Now, a new method of analysis, topological data analysis (TDA), promises to uncover the underlying patterns in everything from climate research data to crystalline materials and in digital pictures posted online.
Patterns in data -- big and small -- are hiding in a torrent of bits, bytes and data points, and the need to decipher real signals from false positives and anomalies has never been greater as epic global studies deliver ever bigger data sets. Originating in the world of mathematics and now spearheaded by researchers at the University of Liverpool, the ‘topological’ part of TDA refers to how it stems from formulae to describe the relationships between shapes and spaces.
“Topological data analysis visualises data in a way understandable for human experts,” says Dr Vitaliy Kurlin from the University of Liverpool. “It’s ideal for difficult cases when it’s hard to find patterns behind the data, and now it’s moving on from pure abstract models to practical uses.”

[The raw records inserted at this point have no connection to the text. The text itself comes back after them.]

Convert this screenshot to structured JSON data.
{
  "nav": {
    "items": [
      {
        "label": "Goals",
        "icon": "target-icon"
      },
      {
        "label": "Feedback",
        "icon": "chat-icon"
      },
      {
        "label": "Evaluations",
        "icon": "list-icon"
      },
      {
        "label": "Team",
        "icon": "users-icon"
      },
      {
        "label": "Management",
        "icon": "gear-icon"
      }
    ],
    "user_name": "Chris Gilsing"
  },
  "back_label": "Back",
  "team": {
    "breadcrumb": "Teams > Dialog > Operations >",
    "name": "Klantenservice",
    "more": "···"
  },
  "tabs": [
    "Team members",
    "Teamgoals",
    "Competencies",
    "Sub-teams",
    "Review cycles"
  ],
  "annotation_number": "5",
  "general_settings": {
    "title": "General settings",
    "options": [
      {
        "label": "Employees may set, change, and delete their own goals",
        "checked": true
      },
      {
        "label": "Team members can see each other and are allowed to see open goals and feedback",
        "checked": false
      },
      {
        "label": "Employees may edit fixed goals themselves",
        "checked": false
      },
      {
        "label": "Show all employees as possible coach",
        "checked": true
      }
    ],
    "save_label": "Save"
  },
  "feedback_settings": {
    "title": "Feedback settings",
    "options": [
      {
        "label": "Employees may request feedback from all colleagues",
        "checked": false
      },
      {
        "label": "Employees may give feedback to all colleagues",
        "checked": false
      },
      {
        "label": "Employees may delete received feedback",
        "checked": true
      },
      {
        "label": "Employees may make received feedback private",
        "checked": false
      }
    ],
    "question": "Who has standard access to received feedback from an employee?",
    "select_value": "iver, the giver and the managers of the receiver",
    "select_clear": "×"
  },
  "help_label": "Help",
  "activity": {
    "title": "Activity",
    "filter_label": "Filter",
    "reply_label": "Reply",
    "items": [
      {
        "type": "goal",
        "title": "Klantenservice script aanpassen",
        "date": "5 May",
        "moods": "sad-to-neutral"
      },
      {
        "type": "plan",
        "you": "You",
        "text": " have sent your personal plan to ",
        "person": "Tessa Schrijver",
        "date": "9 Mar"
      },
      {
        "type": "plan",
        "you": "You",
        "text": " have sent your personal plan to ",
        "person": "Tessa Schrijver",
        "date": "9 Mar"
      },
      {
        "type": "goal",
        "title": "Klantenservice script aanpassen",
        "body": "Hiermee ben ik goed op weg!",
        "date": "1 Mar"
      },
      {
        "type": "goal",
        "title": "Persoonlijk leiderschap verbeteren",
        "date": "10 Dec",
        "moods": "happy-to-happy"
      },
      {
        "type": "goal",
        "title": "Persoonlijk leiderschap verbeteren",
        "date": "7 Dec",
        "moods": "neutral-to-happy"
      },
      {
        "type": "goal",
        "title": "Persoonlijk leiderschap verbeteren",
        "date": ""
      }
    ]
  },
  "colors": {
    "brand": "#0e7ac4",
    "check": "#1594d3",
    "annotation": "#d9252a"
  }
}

A 2011 paper published in PNAS showed how TDA was used on genetic data to reveal a previously unknown subset of a type of breast cancer. Astonishingly, these patients exhibited 100% survival and no tumour metastasis. Painful, expensive and invasive treatments could be safely avoided, and resources redirected to those more in need.
Kurlin and colleagues are now applying similar non-linear analysis in areas such as new materials discovery. Computer simulations can identify millions of potential materials defined by different atomic configurations, but which ones are worth synthesising for real, physical tests? TDA can be used to uncover unexpected patterns in data because of the way it works beyond scales, where you don’t know the distance between two points. The result can help researchers focus on better candidates for success, like properties of stability for example.
In climate research, Kurlin has used to TDA to analyse ‘atmospheric rivers’ of water vapour. Like a river in the sky, these filaments can stretch from Hawaii to California, and could carry as much water as the Amazon River. But are hugely complex to detect because they are not continuous -- it’s akin to trying to find formulas to explain the way smoke curls from a cigarette. “Climate scientists cannot detect atmospheric rivers or even agree a common definition because their geometric structures are highly volatile. I think they can be described only in topological terms,” Kurlin explains.
A more everyday use of TDA principles can be found in ‘super pixels’: these are connected regions of many similar pixels that make up an image. An eye, forehead or single colour matte background could be collated into super pixels, so compression software like the familiar jpegs we use in our smartphones have less complex data to deal with. This can save computer processing time and power, and assist in facial recognition in crime scene images, or for social media applications.
The momentum in this field has formed the Centre for Topological Data Analysis (CTDA), which brings together the expertise of a dozen researchers from Liverpool’s Department of Computer Science and Materials Innovation Factory, alongside the University of Oxford’s Mathematical Institute and Statistics Department, and the University of Swansea’s mathematics and physics departments. The Centre answers a £14 million call for `New approaches to data science’ issued by UK Research Council EPSRC (now a part of UK Research and Innovation).
“The University of Liverpool is a great environment for cooperation,” says Kurlin. “With the new Materials Innovation Factory built to host chemists and computer scientists and researchers from related disciplines, as well as industry links, it’s important to have people from different disciplines in the same place.”